10 January, 2007

Land's End to John o'Groats

I realised whilst looking at some of my photos from my walk that I haven't done anything with them really. So it's time I posted up some archaic photos from walking Land's End to John o'Groats in 2004:

St Michael's Mount in Cornwall, LEJOG 2004
This is St Michael's Mount in Cornwall a day's walk from Land's End. about a week after this I had to go home with a very painful ankle. I took everything out of my bag and put about two thirds of it back in again two days later and set off again. My dad said about cutting your toothbrush in half as an example of the ridiculous lengths you should go to to cut down on the weight of your bag.

Sleeping out, LEJOG 2004
I was sleeping out under the stars every night, which was lovely. Maybe it is one of those things that is lovelier in retrospect. Being 6'3", I have to take care of my back, and pitching down in the comfiest bit of land you can find on a quarter inch of foam underneath your waterproof poncho is somehow even rougher than it sounds.

Somerset, LEJOG 2004
I worked my way North and East through the middle of Devon and Cornwall, a journey that took weeks, and unlike a lot of the rest of the route, just followed my own meandering trail each day, reading a guidebook ("The End to End Trail" by Andy Robinson) and trying to find paths on the OS map that would keep me away from main roads.

LEJOG 2004
Inevitably some road walking was necessary. I like this photo because of the way the exact square cut into the hedge in the distance looks.

Luxury: A tent at last! LEJOG 2004
Rosa came and met me in Congleton where my aunt and uncle live (which is perfectly halfway between Offa's Dyke and the Pennine Way). It meant that I've not walked Offa's Dyke or the Pennine Way in entirety whatever lies I may tell you later, as I missed the last day's walking on Offa's Dyke, which was all rolling countryside and a bit gentle, and the first and last days on the Pennine Way. Anyway the point of this picture is to demonstrate that she brought me my tent. As summer wore on and I got further north into rougher territory it was really nice to have a cover over my head. The additional weight was like starting all over again for a while, even considering that I'd put on some muscle for once in my life.

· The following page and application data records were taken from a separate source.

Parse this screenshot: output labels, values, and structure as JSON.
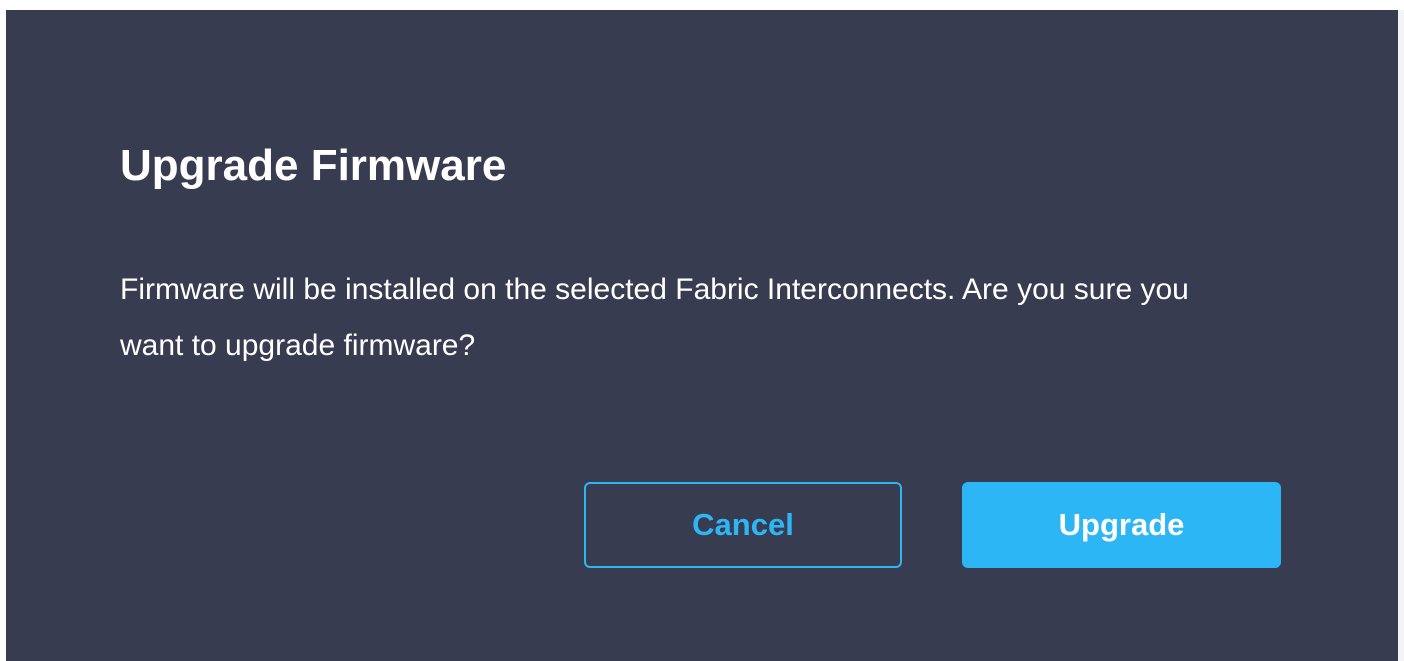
{
  "dialog": {
    "title": "Upgrade Firmware",
    "message": "Firmware will be installed on the selected Fabric Interconnects. Are you sure you want to upgrade firmware?",
    "buttons": {
      "cancel_label": "Cancel",
      "upgrade_label": "Upgrade"
    }
  },
  "colors": {
    "dialog_background": "#383c51",
    "accent": "#2db6f5",
    "text": "#ffffff"
  }
}
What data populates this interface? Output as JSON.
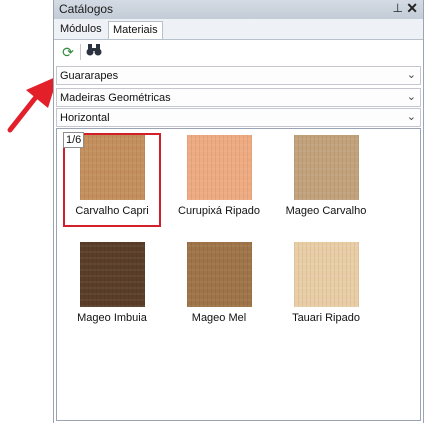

The Pennine Way, LEJOG 2004
Some bits were nicely wild, such as the Pennine Way. Although maybe too much had been done to make it safe for people. I'm kind of glad I didn't sink in a bog though. 2004 was the wettest summer on record (don't know if that record has been beaten yet), so I had my fair share of dampness and hardship to contend with.

Walking the tracks, LEJOG 2004
This gives you an idea of the size of bag I was carrying. It was big. It was my bain and a burden and a half. By the end, I was sick of walking, sick of roads and paths and most of all sick of carrying that enormous weight around everywhere, it was like torture to me.

Walking LEJOG 2004
I'm terrible at smiling for the camera.

Blair Atholl to Kingussie, LEJOG 2004
Scotland was without doubt my favourite places to walk. the remoteness of locations, the glorious views and roughness of the countryside. It's properly wild in places. Bleak as anything, but in a very romantic way.

Scottish Highlands, LEJOG 2004
nearing the end. I had to make the decision whether to go through Glasgow and follow the West Highland Way along the West Coast or, to head vaguely Northwards from Edinburgh and try and beat a path straight through the mountains.
In the end, although the West Highland way is one of the nicest walks around, apparently, I opted to just tear north as quickly as possible without the detour. "Beating my way was hardly necessary however, as for the final fortnight's walk the A9 runs all the way from the end of the M90 to within a day of John o'Groats. I succesfully avoided it until Inverness.

One of my favourite days (well, two days) was going cross country from Blair Atholl to Kingussie.

Finishing post, LEJOG 2004
Tired and a bit beardy on my final day I walked 30 miles, unwilling to camp out a mere ten miles from the end when darkness fell and navigated the dark road to John o'Groats making excited phone calls to friends and family. Worrying I'd missed a turning in the dark and finally, finally walking in to town, buying myself a luxurious B&B room and then drinking too many doubles of whisky. This photo was taken the next day, exactly 3 months after I set off.


Anonymous said...

How'd you manage to be reading my guidebook in 2004 then? It doesn't get published until March. Bleeding time lords get everywhere...

Anonymous said...

Lovely pictures and description.


Your sister

Unknown said...

OK, I may have got the name of the book wrong. But I'm sure Andy's is a very good book and everyone should buy it.